Why do most (if not all) US- Ireland flights go through SNN first? Is there a reason?
It’s the law, believe it or not. All transatlantic flights have to transit SNN before going to DUB, although I think they are losening up on this now.
Actually, I think that the rule is that if a carrier serves Dublin, it must also serve Shannon. They do not have to be the same flight. For example, American flies from Chicago to Dublin nonstop, and returns non-stop. To meet the Shannon requirement, they also fly a 757 from Boston to Shannon, and back non-stop. The 757 is considered to be all coach (although there are first class seats, they are sold as coach, and given out to frequent fliers, or those who paid the most for their tickets).
Judges, can we get a ruling on this???
Okay, doing some more research, the policy is that if an airline flies, say, ORD/DUB nonstop, it must provide an equal number of ORD/SNN flights. This is called the “dual gateway policy.”
I didn’t see anything about the policy being met if an airline operates ORD/DUB and BWI/DUB. There must be an equal number of flights between the transatlantic city and both SNN and DUB.
Hopefully, this idiotic policy will be discontinued.
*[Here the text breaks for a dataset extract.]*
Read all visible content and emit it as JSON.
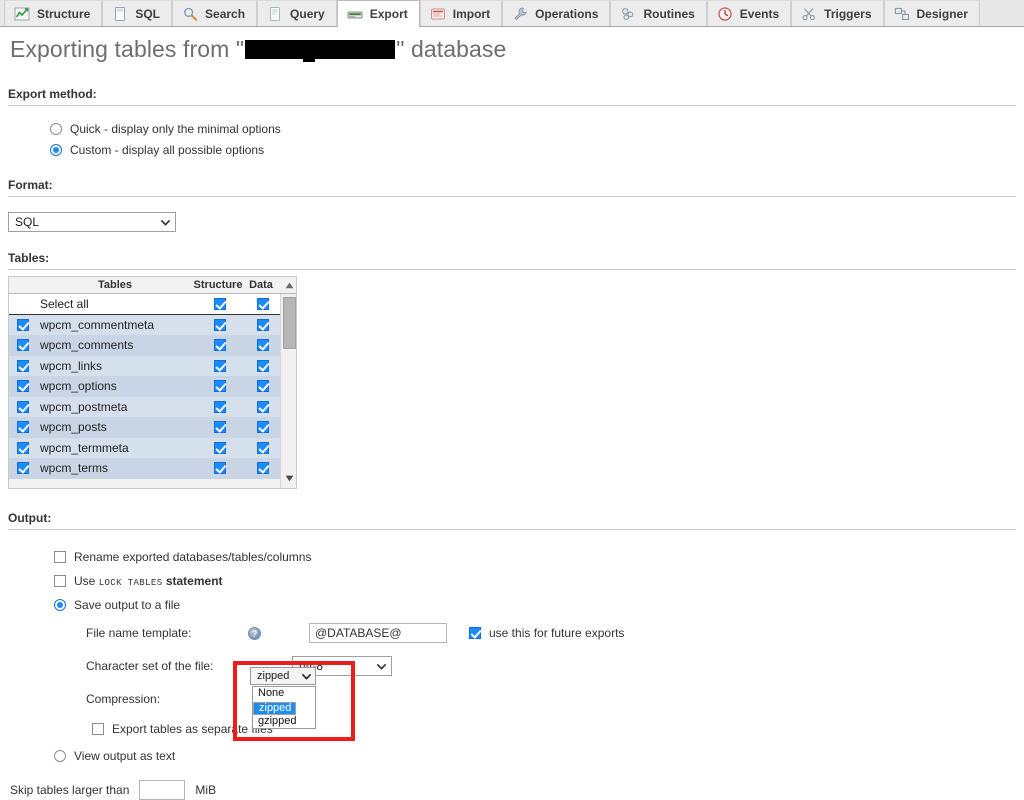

The only thing it does is guarantee revenue for SNN. SNN use to be a major transatlantic stop due to the limited range of aircraft but now it’s not needed as a refueling stop.
SNN use to be a major transatlantic stop due to the limited range of aircraft but now it’s not needed as a refueling stop.
SNN is still a popular fuel stop for corporate aircraft going to southern and eastern Europe.
Just look at it as the Irish “O’Wright Amendment”.